» Your task:
Your answer should hold every line of the records below that contains the string "name".

» Source material:
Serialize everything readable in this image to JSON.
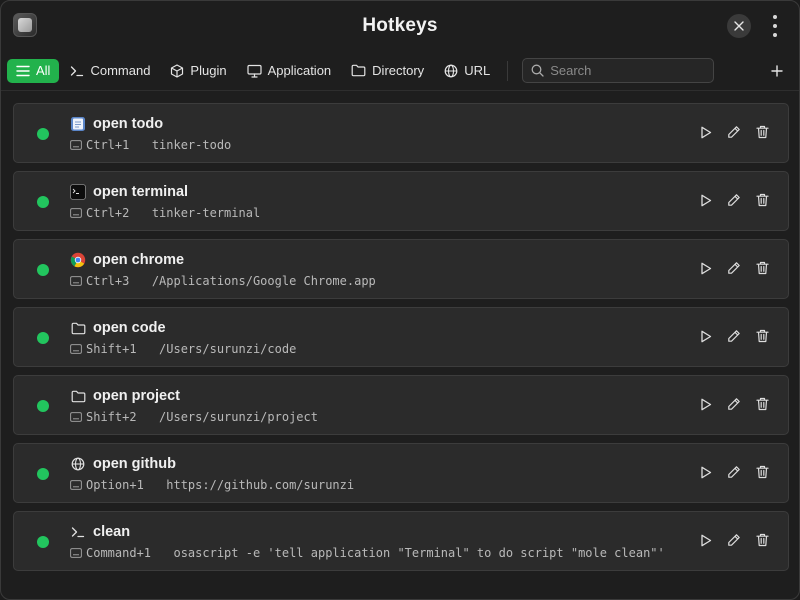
{
  "window": {
    "title": "Hotkeys"
  },
  "tabs": [
    {
      "label": "All",
      "icon": "menu-icon",
      "active": true
    },
    {
      "label": "Command",
      "icon": "terminal-prompt-icon",
      "active": false
    },
    {
      "label": "Plugin",
      "icon": "cube-icon",
      "active": false
    },
    {
      "label": "Application",
      "icon": "monitor-icon",
      "active": false
    },
    {
      "label": "Directory",
      "icon": "folder-icon",
      "active": false
    },
    {
      "label": "URL",
      "icon": "globe-icon",
      "active": false
    }
  ],
  "search": {
    "placeholder": "Search",
    "value": ""
  },
  "colors": {
    "accent": "#22b24c",
    "status_on": "#22c55e"
  },
  "hotkeys": [
    {
      "name": "open todo",
      "icon": "todo-app-icon",
      "shortcut": "Ctrl+1",
      "target": "tinker-todo",
      "enabled": true
    },
    {
      "name": "open terminal",
      "icon": "terminal-app-icon",
      "shortcut": "Ctrl+2",
      "target": "tinker-terminal",
      "enabled": true
    },
    {
      "name": "open chrome",
      "icon": "chrome-icon",
      "shortcut": "Ctrl+3",
      "target": "/Applications/Google Chrome.app",
      "enabled": true
    },
    {
      "name": "open code",
      "icon": "folder-icon",
      "shortcut": "Shift+1",
      "target": "/Users/surunzi/code",
      "enabled": true
    },
    {
      "name": "open project",
      "icon": "folder-icon",
      "shortcut": "Shift+2",
      "target": "/Users/surunzi/project",
      "enabled": true
    },
    {
      "name": "open github",
      "icon": "globe-icon",
      "shortcut": "Option+1",
      "target": "https://github.com/surunzi",
      "enabled": true
    },
    {
      "name": "clean",
      "icon": "terminal-prompt-icon",
      "shortcut": "Command+1",
      "target": "osascript -e 'tell application \"Terminal\" to do script \"mole clean\"'",
      "enabled": true
    }
  ]
}
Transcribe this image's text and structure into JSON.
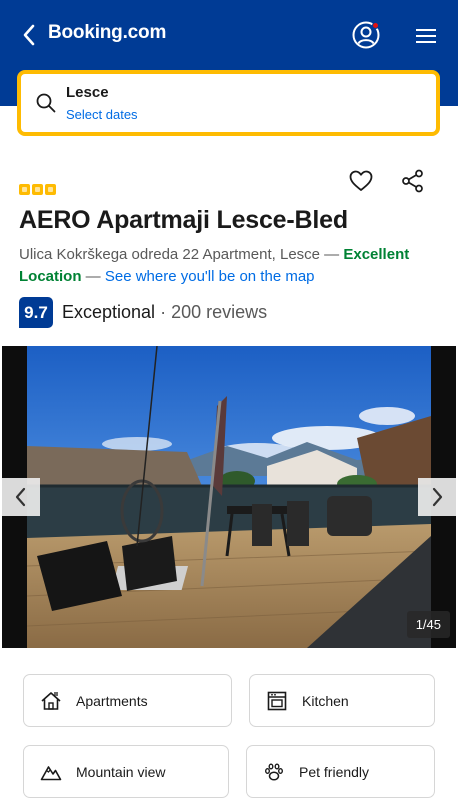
{
  "header": {
    "logo": "Booking.com",
    "background": "#003b95"
  },
  "search": {
    "destination": "Lesce",
    "dates": "Select dates",
    "border_color": "#febb02"
  },
  "property": {
    "star_count": 3,
    "name": "AERO Apartmaji Lesce-Bled",
    "address": "Ulica Kokrškega odreda 22 Apartment, Lesce",
    "dash1": " — ",
    "location_rating": "Excellent Location",
    "dash2": " — ",
    "map_link": "See where you'll be on the map",
    "score": "9.7",
    "score_word": "Exceptional",
    "score_separator": "·",
    "reviews": "200 reviews"
  },
  "gallery": {
    "counter": "1/45"
  },
  "facilities": [
    {
      "label": "Apartments",
      "icon": "house-icon"
    },
    {
      "label": "Kitchen",
      "icon": "oven-icon"
    },
    {
      "label": "Mountain view",
      "icon": "mountain-icon"
    },
    {
      "label": "Pet friendly",
      "icon": "paw-icon"
    }
  ],
  "colors": {
    "brand_blue": "#003b95",
    "link_blue": "#006ce4",
    "accent_yellow": "#febb02",
    "positive_green": "#008234"
  }
}
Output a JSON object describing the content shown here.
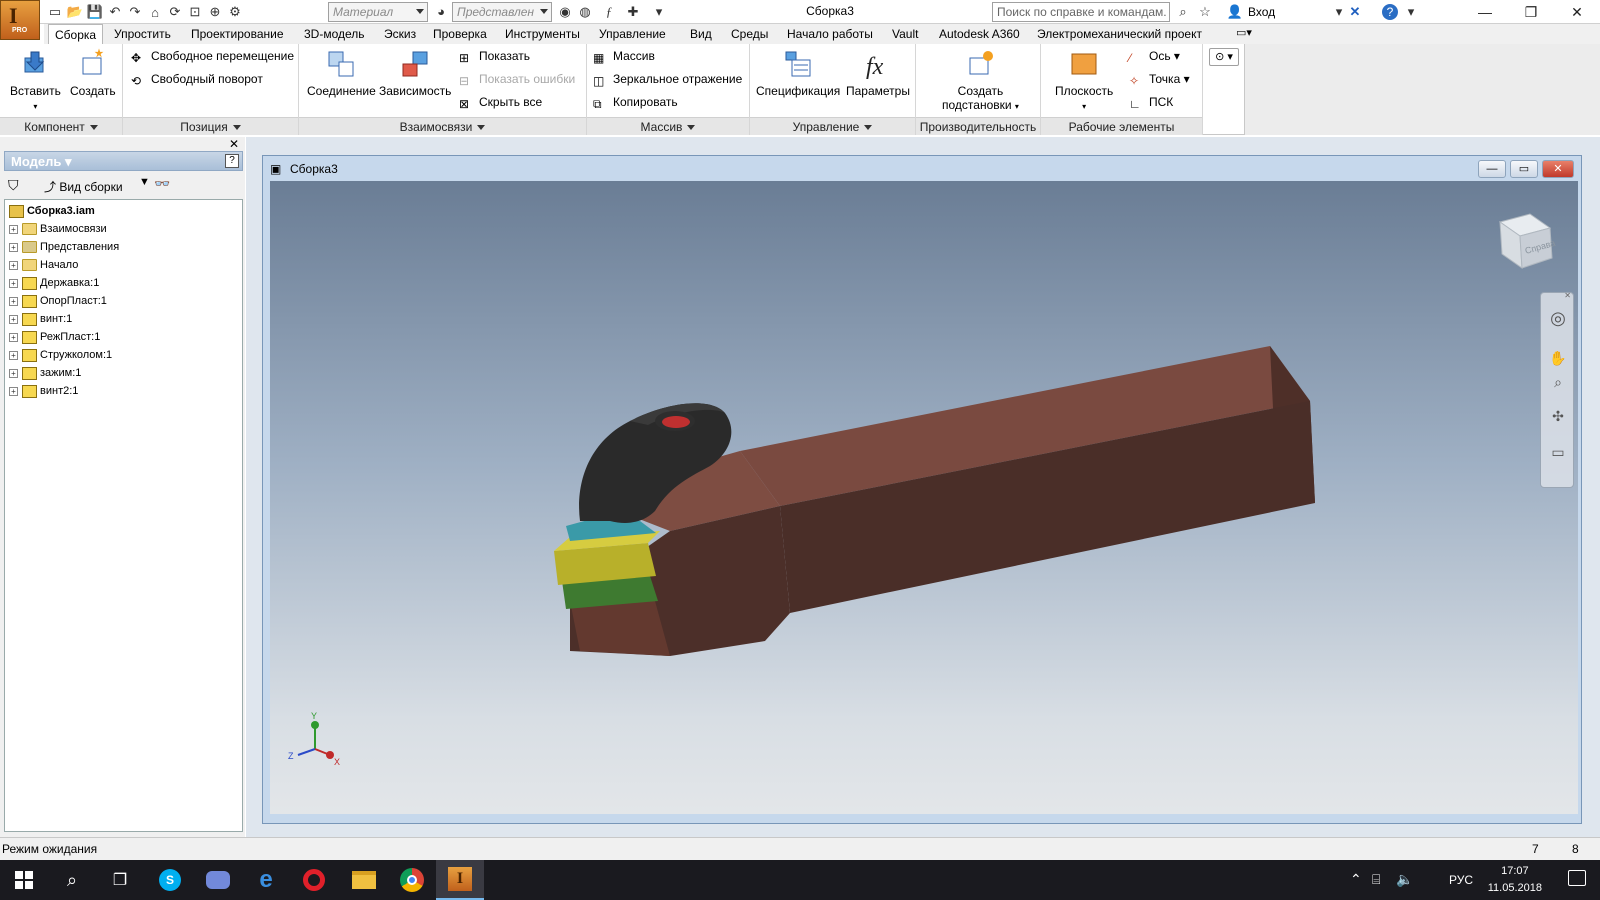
{
  "titlebar": {
    "doc_title": "Сборка3",
    "material_placeholder": "Материал",
    "view_rep_placeholder": "Представлен",
    "help_search_placeholder": "Поиск по справке и командам.",
    "login_label": "Вход",
    "app_badge": "PRO"
  },
  "tabs": [
    {
      "label": "Сборка",
      "active": true
    },
    {
      "label": "Упростить"
    },
    {
      "label": "Проектирование"
    },
    {
      "label": "3D-модель"
    },
    {
      "label": "Эскиз"
    },
    {
      "label": "Проверка"
    },
    {
      "label": "Инструменты"
    },
    {
      "label": "Управление"
    },
    {
      "label": "Вид"
    },
    {
      "label": "Среды"
    },
    {
      "label": "Начало работы"
    },
    {
      "label": "Vault"
    },
    {
      "label": "Autodesk A360"
    },
    {
      "label": "Электромеханический проект"
    }
  ],
  "ribbon": {
    "component": {
      "title": "Компонент",
      "insert": "Вставить",
      "create": "Создать"
    },
    "position": {
      "title": "Позиция",
      "free_move": "Свободное перемещение",
      "free_rotate": "Свободный поворот"
    },
    "relationships": {
      "title": "Взаимосвязи",
      "joint": "Соединение",
      "constrain": "Зависимость",
      "show": "Показать",
      "show_errors": "Показать ошибки",
      "hide_all": "Скрыть все"
    },
    "pattern": {
      "title": "Массив",
      "array": "Массив",
      "mirror": "Зеркальное отражение",
      "copy": "Копировать"
    },
    "manage": {
      "title": "Управление",
      "bom": "Спецификация",
      "parameters": "Параметры"
    },
    "productivity": {
      "title": "Производительность",
      "create_sub_line1": "Создать",
      "create_sub_line2": "подстановки"
    },
    "work_features": {
      "title": "Рабочие элементы",
      "plane": "Плоскость",
      "axis": "Ось",
      "point": "Точка",
      "ucs": "ПСК"
    }
  },
  "browser": {
    "title": "Модель",
    "view_label": "Вид сборки",
    "root": "Сборка3.iam",
    "items": [
      {
        "label": "Взаимосвязи",
        "type": "folder"
      },
      {
        "label": "Представления",
        "type": "views"
      },
      {
        "label": "Начало",
        "type": "folder"
      },
      {
        "label": "Державка:1",
        "type": "part"
      },
      {
        "label": "ОпорПласт:1",
        "type": "part"
      },
      {
        "label": "винт:1",
        "type": "part"
      },
      {
        "label": "РежПласт:1",
        "type": "part"
      },
      {
        "label": "Стружколом:1",
        "type": "part"
      },
      {
        "label": "зажим:1",
        "type": "part"
      },
      {
        "label": "винт2:1",
        "type": "part"
      }
    ]
  },
  "viewport": {
    "window_title": "Сборка3",
    "viewcube_label": "Справа",
    "triad": {
      "x": "X",
      "y": "Y",
      "z": "Z"
    }
  },
  "statusbar": {
    "text": "Режим ожидания",
    "count1": "7",
    "count2": "8"
  },
  "taskbar": {
    "lang": "РУС",
    "time": "17:07",
    "date": "11.05.2018"
  },
  "colors": {
    "holder": "#6e4238",
    "clamp": "#2a2a2a",
    "chipbreaker": "#3a9aa8",
    "insert": "#b8b02a",
    "shim": "#3e7a30"
  },
  "icons": [
    "app-menu-icon",
    "new-icon",
    "open-icon",
    "save-icon",
    "undo-icon",
    "redo-icon",
    "home-icon",
    "search-icon",
    "star-icon",
    "user-icon",
    "help-icon",
    "filter-icon",
    "binoculars-icon",
    "orbit-icon",
    "pan-icon",
    "zoom-icon",
    "windows-icon",
    "skype-icon",
    "discord-icon",
    "edge-icon",
    "opera-icon",
    "explorer-icon",
    "chrome-icon",
    "inventor-icon"
  ]
}
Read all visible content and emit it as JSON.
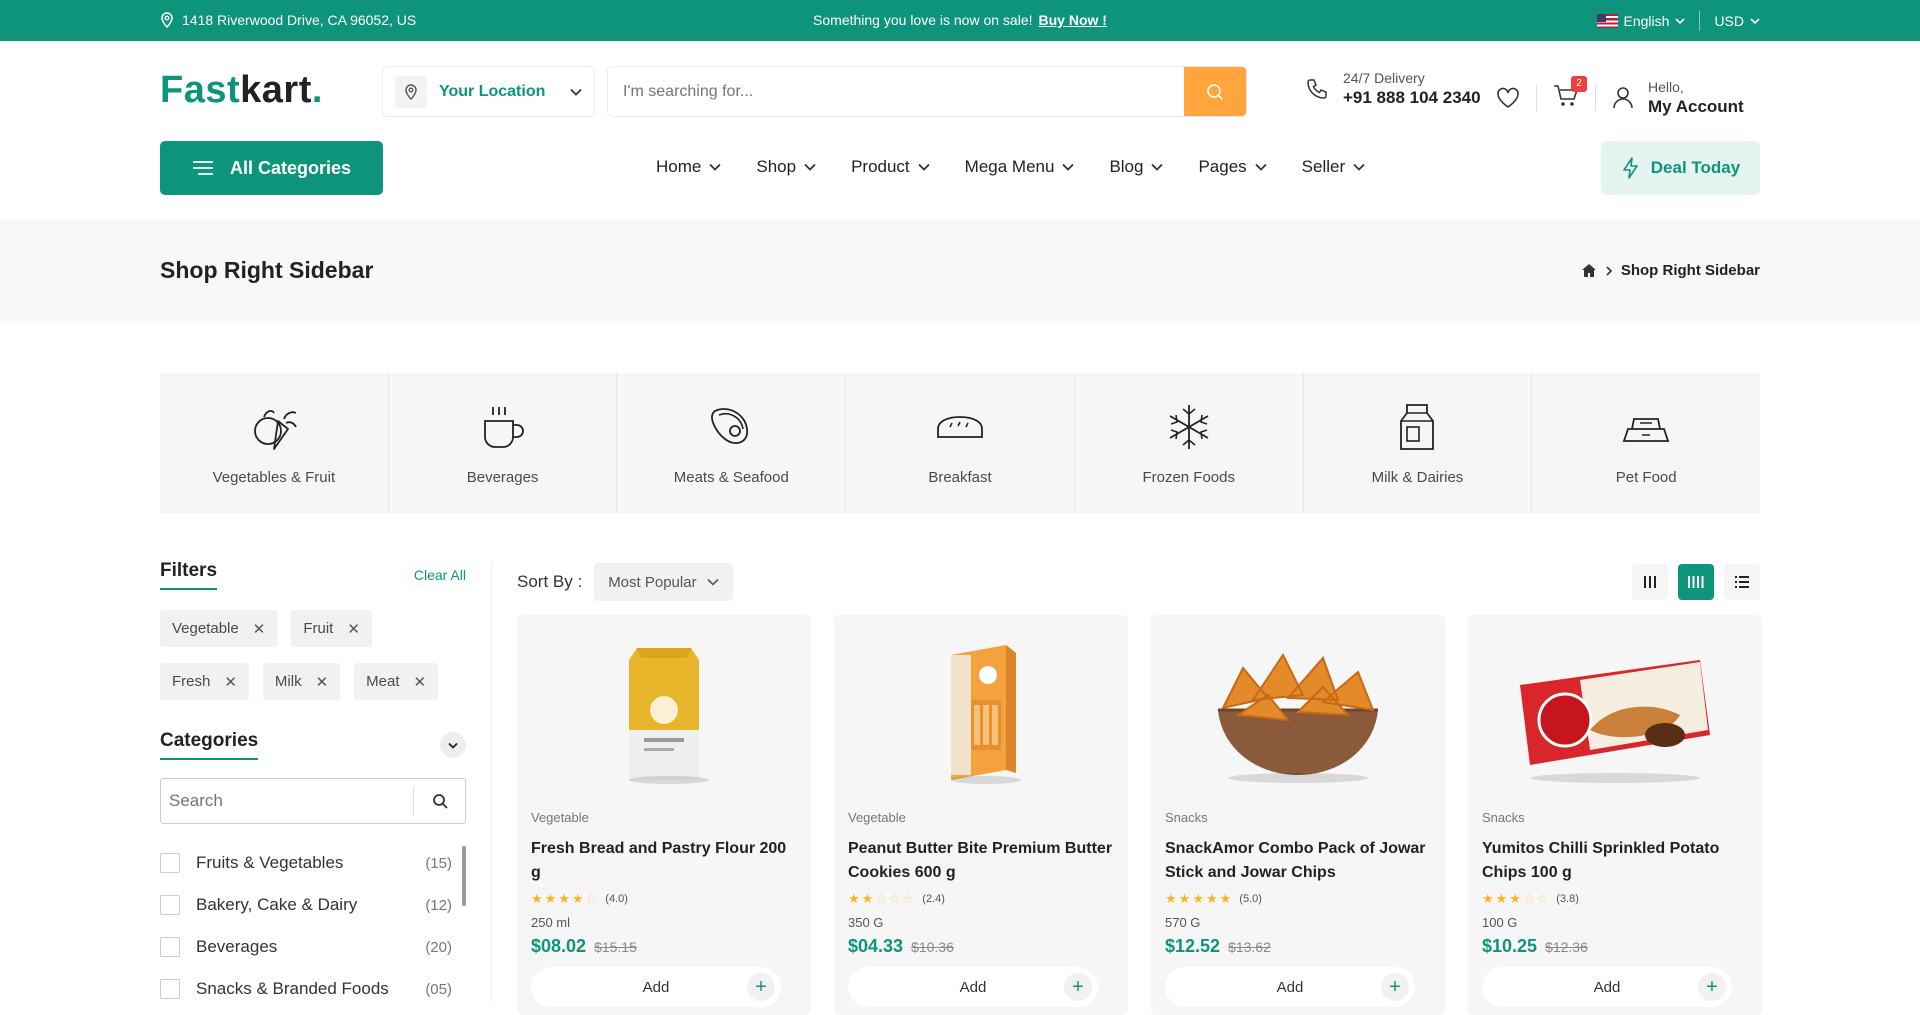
{
  "topbar": {
    "address": "1418 Riverwood Drive, CA 96052, US",
    "promo": "Something you love is now on sale!",
    "promo_link": "Buy Now !",
    "language": "English",
    "currency": "USD"
  },
  "header": {
    "logo_a": "Fast",
    "logo_b": "kart",
    "logo_dot": ".",
    "location_label": "Your Location",
    "search_placeholder": "I'm searching for...",
    "delivery_label": "24/7 Delivery",
    "delivery_phone": "+91 888 104 2340",
    "cart_count": "2",
    "account_greeting": "Hello,",
    "account_label": "My Account"
  },
  "nav": {
    "all_categories": "All Categories",
    "menu": [
      "Home",
      "Shop",
      "Product",
      "Mega Menu",
      "Blog",
      "Pages",
      "Seller"
    ],
    "deal": "Deal Today"
  },
  "page": {
    "title": "Shop Right Sidebar",
    "crumb_current": "Shop Right Sidebar"
  },
  "categories": [
    {
      "label": "Vegetables & Fruit",
      "icon": "vegetables-icon"
    },
    {
      "label": "Beverages",
      "icon": "cup-icon"
    },
    {
      "label": "Meats & Seafood",
      "icon": "steak-icon"
    },
    {
      "label": "Breakfast",
      "icon": "bread-icon"
    },
    {
      "label": "Frozen Foods",
      "icon": "snowflake-icon"
    },
    {
      "label": "Milk & Dairies",
      "icon": "milk-carton-icon"
    },
    {
      "label": "Pet Food",
      "icon": "pet-bowl-icon"
    }
  ],
  "filters": {
    "title": "Filters",
    "clear": "Clear All",
    "chips": [
      "Vegetable",
      "Fruit",
      "Fresh",
      "Milk",
      "Meat"
    ],
    "categories_title": "Categories",
    "search_placeholder": "Search",
    "category_list": [
      {
        "label": "Fruits & Vegetables",
        "count": "(15)"
      },
      {
        "label": "Bakery, Cake & Dairy",
        "count": "(12)"
      },
      {
        "label": "Beverages",
        "count": "(20)"
      },
      {
        "label": "Snacks & Branded Foods",
        "count": "(05)"
      }
    ]
  },
  "toolbar": {
    "sort_label": "Sort By :",
    "sort_value": "Most Popular"
  },
  "products": [
    {
      "type": "Vegetable",
      "name": "Fresh Bread and Pastry Flour 200 g",
      "rating": 4,
      "rating_text": "(4.0)",
      "unit": "250 ml",
      "price": "$08.02",
      "old_price": "$15.15",
      "add": "Add"
    },
    {
      "type": "Vegetable",
      "name": "Peanut Butter Bite Premium Butter Cookies 600 g",
      "rating": 2,
      "rating_text": "(2.4)",
      "unit": "350 G",
      "price": "$04.33",
      "old_price": "$10.36",
      "add": "Add"
    },
    {
      "type": "Snacks",
      "name": "SnackAmor Combo Pack of Jowar Stick and Jowar Chips",
      "rating": 5,
      "rating_text": "(5.0)",
      "unit": "570 G",
      "price": "$12.52",
      "old_price": "$13.62",
      "add": "Add"
    },
    {
      "type": "Snacks",
      "name": "Yumitos Chilli Sprinkled Potato Chips 100 g",
      "rating": 3,
      "rating_text": "(3.8)",
      "unit": "100 G",
      "price": "$10.25",
      "old_price": "$12.36",
      "add": "Add"
    }
  ],
  "colors": {
    "brand": "#0e947a",
    "accent": "#ffa53b",
    "badge": "#ef3f3e"
  }
}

» Result for this exercise:
      "name": "open todo",
      "name": "open terminal",
      "name": "open chrome",
      "name": "open code",
      "name": "open project",
      "name": "open github",
      "name": "clean",
    "name": "AERO Apartmaji Lesce-Bled",
      "name": "Fresh Bread and Pastry Flour 200 g",
      "name": "Peanut Butter Bite Premium Butter Cookies 600 g",
      "name": "SnackAmor Combo Pack of Jowar Stick and Jowar Chips",
      "name": "Yumitos Chilli Sprinkled Potato Chips 100 g",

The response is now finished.